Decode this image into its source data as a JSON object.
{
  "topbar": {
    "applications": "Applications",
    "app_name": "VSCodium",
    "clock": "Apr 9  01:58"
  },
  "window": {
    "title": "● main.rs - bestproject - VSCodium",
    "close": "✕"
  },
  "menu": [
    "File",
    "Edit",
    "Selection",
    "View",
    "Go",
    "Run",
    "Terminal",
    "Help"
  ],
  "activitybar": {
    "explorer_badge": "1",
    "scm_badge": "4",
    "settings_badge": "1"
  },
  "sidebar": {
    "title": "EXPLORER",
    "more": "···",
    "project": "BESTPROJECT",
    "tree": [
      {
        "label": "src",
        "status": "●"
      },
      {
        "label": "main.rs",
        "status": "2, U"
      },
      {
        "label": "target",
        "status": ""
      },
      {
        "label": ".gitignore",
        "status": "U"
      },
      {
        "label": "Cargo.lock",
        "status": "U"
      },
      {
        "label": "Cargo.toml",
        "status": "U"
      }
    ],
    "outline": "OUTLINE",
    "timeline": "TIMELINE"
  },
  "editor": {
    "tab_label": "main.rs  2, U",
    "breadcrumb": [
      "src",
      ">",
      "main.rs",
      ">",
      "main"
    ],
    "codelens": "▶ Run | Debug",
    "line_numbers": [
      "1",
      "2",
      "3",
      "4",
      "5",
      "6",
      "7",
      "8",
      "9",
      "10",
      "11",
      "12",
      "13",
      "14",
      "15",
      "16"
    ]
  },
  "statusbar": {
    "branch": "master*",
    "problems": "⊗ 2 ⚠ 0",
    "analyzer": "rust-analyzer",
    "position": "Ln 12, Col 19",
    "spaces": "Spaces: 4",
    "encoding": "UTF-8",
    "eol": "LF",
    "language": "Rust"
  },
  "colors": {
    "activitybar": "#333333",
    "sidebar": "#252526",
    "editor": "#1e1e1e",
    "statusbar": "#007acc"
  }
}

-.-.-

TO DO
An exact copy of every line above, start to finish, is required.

EXERCISE OUTPUT
Decode this image into its source data as a JSON object.
{
  "topbar": {
    "applications": "Applications",
    "app_name": "VSCodium",
    "clock": "Apr 9  01:58"
  },
  "window": {
    "title": "● main.rs - bestproject - VSCodium",
    "close": "✕"
  },
  "menu": [
    "File",
    "Edit",
    "Selection",
    "View",
    "Go",
    "Run",
    "Terminal",
    "Help"
  ],
  "activitybar": {
    "explorer_badge": "1",
    "scm_badge": "4",
    "settings_badge": "1"
  },
  "sidebar": {
    "title": "EXPLORER",
    "more": "···",
    "project": "BESTPROJECT",
    "tree": [
      {
        "label": "src",
        "status": "●"
      },
      {
        "label": "main.rs",
        "status": "2, U"
      },
      {
        "label": "target",
        "status": ""
      },
      {
        "label": ".gitignore",
        "status": "U"
      },
      {
        "label": "Cargo.lock",
        "status": "U"
      },
      {
        "label": "Cargo.toml",
        "status": "U"
      }
    ],
    "outline": "OUTLINE",
    "timeline": "TIMELINE"
  },
  "editor": {
    "tab_label": "main.rs  2, U",
    "breadcrumb": [
      "src",
      ">",
      "main.rs",
      ">",
      "main"
    ],
    "codelens": "▶ Run | Debug",
    "line_numbers": [
      "1",
      "2",
      "3",
      "4",
      "5",
      "6",
      "7",
      "8",
      "9",
      "10",
      "11",
      "12",
      "13",
      "14",
      "15",
      "16"
    ]
  },
  "statusbar": {
    "branch": "master*",
    "problems": "⊗ 2 ⚠ 0",
    "analyzer": "rust-analyzer",
    "position": "Ln 12, Col 19",
    "spaces": "Spaces: 4",
    "encoding": "UTF-8",
    "eol": "LF",
    "language": "Rust"
  },
  "colors": {
    "activitybar": "#333333",
    "sidebar": "#252526",
    "editor": "#1e1e1e",
    "statusbar": "#007acc"
  }
}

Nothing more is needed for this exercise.